Louisiana State University Ag Center Research and Extension personnel recently characterized sources of variability within cotton fields consisting of delta alluvial soil and loess soils on the Macon Ridge by using tools such as the Veris cart for measuring apparent electrical conductivity (ECa), real time kinematic geographical position systems (RTK GPS), and normalized vegetative index (NDVI).
During the past five years, the research and extension teams have worked under grant support from multiple agencies including NASA, Regions 6 EPA of Dallas, and Cotton Incorporated. These sponsorships, geo-spatial tools and their complimentary GIS programs were primarily used to evaluate the potential to use site specific aerial and ground treatments for pest management. However, interactions with nematodes, soil pH and nutrient deficiencies and site-specific application of .fumigation treatments were also evaluated. Movement patterns of plant bugs and cucumber beetles were evaluated to a limited degree.
Most recently the groups have applied their GIS/GPS knowledge to enhance nematode sampling for sweet potato production. There is limited research of this type for Louisiana producers. However, interim studies suggest use of GIS/GPS techniques has the potential to help sweet potato producers fine tune lime and fertilize treatments and also provide relief from costly blanket applications of nematicide treatments; both major expenses incurred in sweet potato production.

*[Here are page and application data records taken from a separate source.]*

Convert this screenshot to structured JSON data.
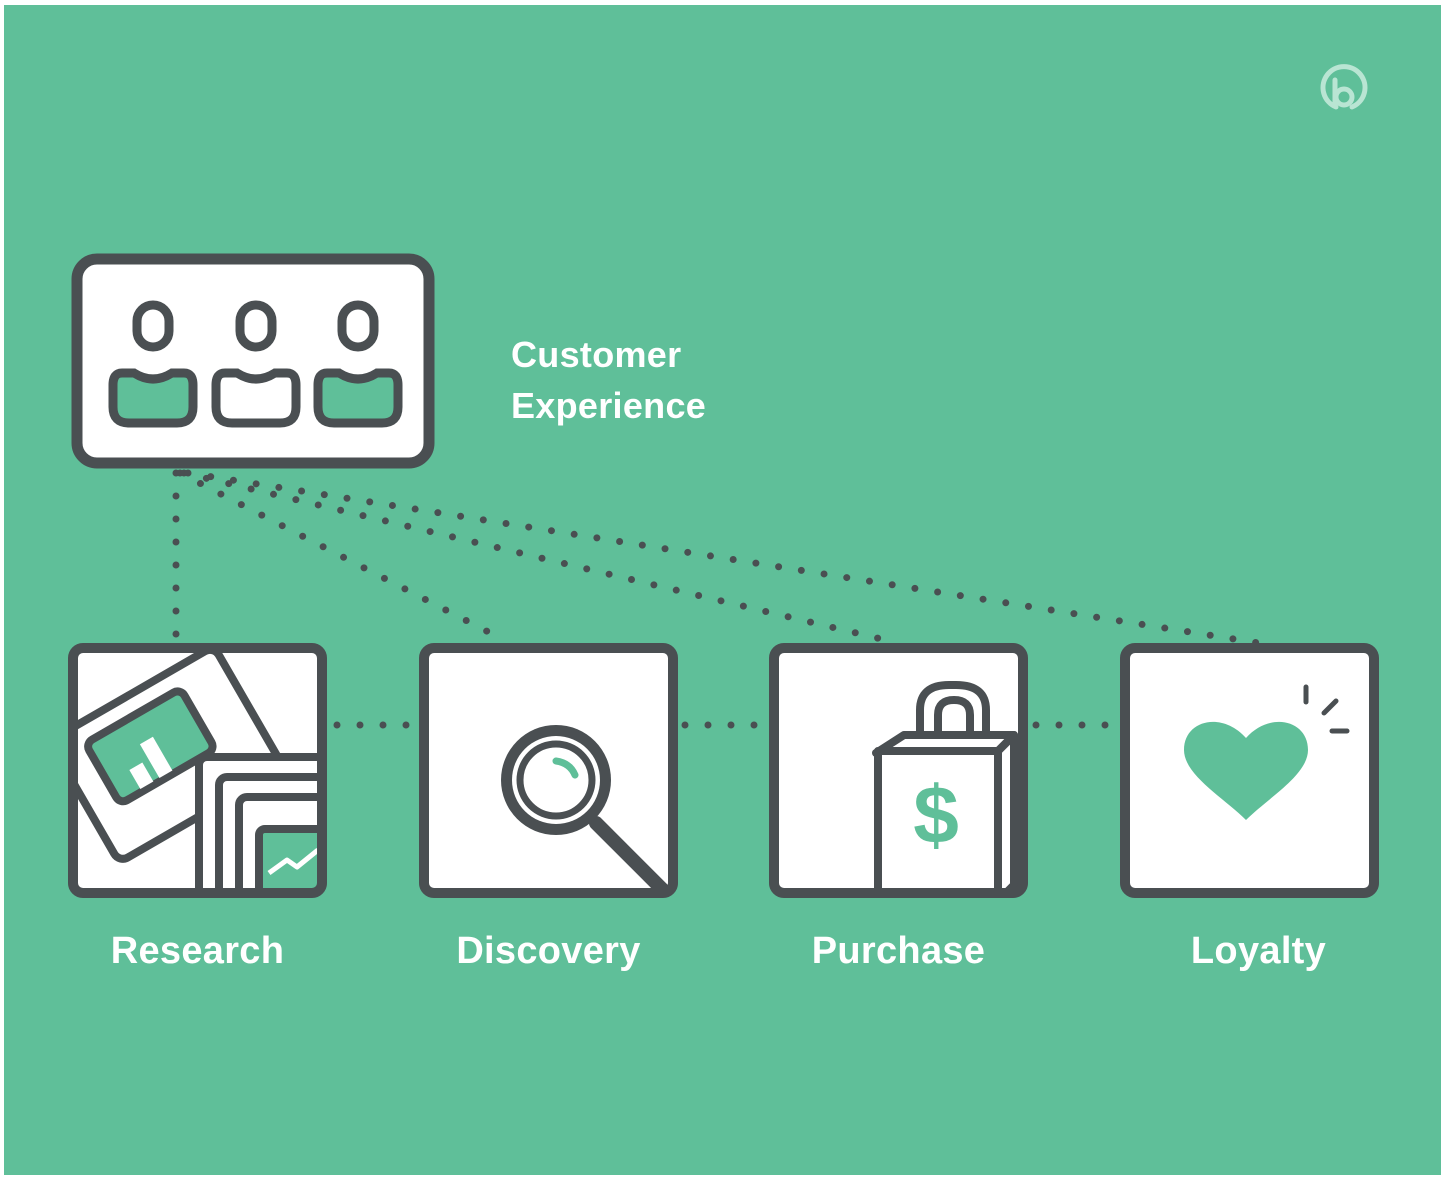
{
  "header": {
    "title_line1": "Customer",
    "title_line2": "Experience"
  },
  "stages": [
    {
      "label": "Research",
      "icon": "research-icon"
    },
    {
      "label": "Discovery",
      "icon": "magnifier-icon"
    },
    {
      "label": "Purchase",
      "icon": "shopping-bag-icon"
    },
    {
      "label": "Loyalty",
      "icon": "heart-icon"
    }
  ],
  "bag_symbol": "$",
  "brand_icon": "bitly-logo-icon",
  "colors": {
    "background": "#5fbf99",
    "stroke": "#4a4f52",
    "accent": "#5fbf99",
    "white": "#ffffff"
  }
}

A limiting factor for further work is the lack of yield monitoring equipment that can aid in on-farm evaluations.
For sweet potato producers, zone management strategies similar to the methods used in the delta since 2001 were modified for use as sample plans. The Veris cart provides a method of separating fields into low — high silt and clay content, because Veris ECa has a very high positive correlation to clay content. Because of the narrow range of electrical conductivity measured in the loess soil regions of the Macon Ridge, three ECa zones are typically used when sample plans and site-specific treatment programs for nematodes are needed.
When root-knot nematodes were the principal nematode pest, site-specific application of fumigation treatments based on the amount of clay content within zones is possible. However, the major nematode pest in most sweet potato fields is reniform sp. Because reniform sp. tolerates a broader range of soil clay content as compared to root-knot nematode, one acre grids were also used in developing sample plans and site-specific application plans.
The grids serve to organize placement of the GPS sample points and organize the soil sampling procedure into a combination of scientific and subjective techniques. Sample plans were developed in ArcGis 9.1. Surface interpolation was accomplished using Inverse Distance Weighting, contour feature classes within zones were labeled, and GPS points were manually placed in order to represent the dominate feature/soil type within a respective grid. When possible, equal numbers of soil samples are collected from each Veris’ ECa zone. For the fine loess soils these methods are adequate for analyzing nematode pest densities and soil fertility as well.
The LSU AgCenter Precision Agriculture teams that conducted the above studies were awarded the Tipton team research award in recognition for excellence in research in 2007. Since then the group has launched new research initiatives including studies with Veris NIR sensors and GreenSeeker sensors. The LSU AgCenter’s Cooperative Extension Service has reacted to the increased need for Precision Agriculture education by providing increased GIS/GPS training and responsibility to a select group of County Agents in each of the major agriculture producing regions.
Farmers in Louisiana, especially in the delta parishes have invested in GIS/GPS technology as well. John Deere, Ag Leader and Trimble all have a significant presence in their respective areas of service to precision agriculture. It is rare to find a harvest machine without a yield monitor and most of the tractors used in row crops are equipped with auto-steering devices. Many of the farmers recognize the advantages of using Veris ECa data to complement USDA soil survey data.
One of the newest efforts to increase the use of Precision Agriculture technology is the construction of a RTK network for the delta parishes. The network serves six stores owned by Goldman Equipment and ranges from MerRouge, LA through St. Joseph, LA. The network is reported to have increased RTK reception for selected areas up to 18 miles and has improved reception around the many tall trees that can easily knock out the RTK signal.
All in all Louisiana seems to be looking forward to the future of agriculture and that includes using Precision Agriculture methods.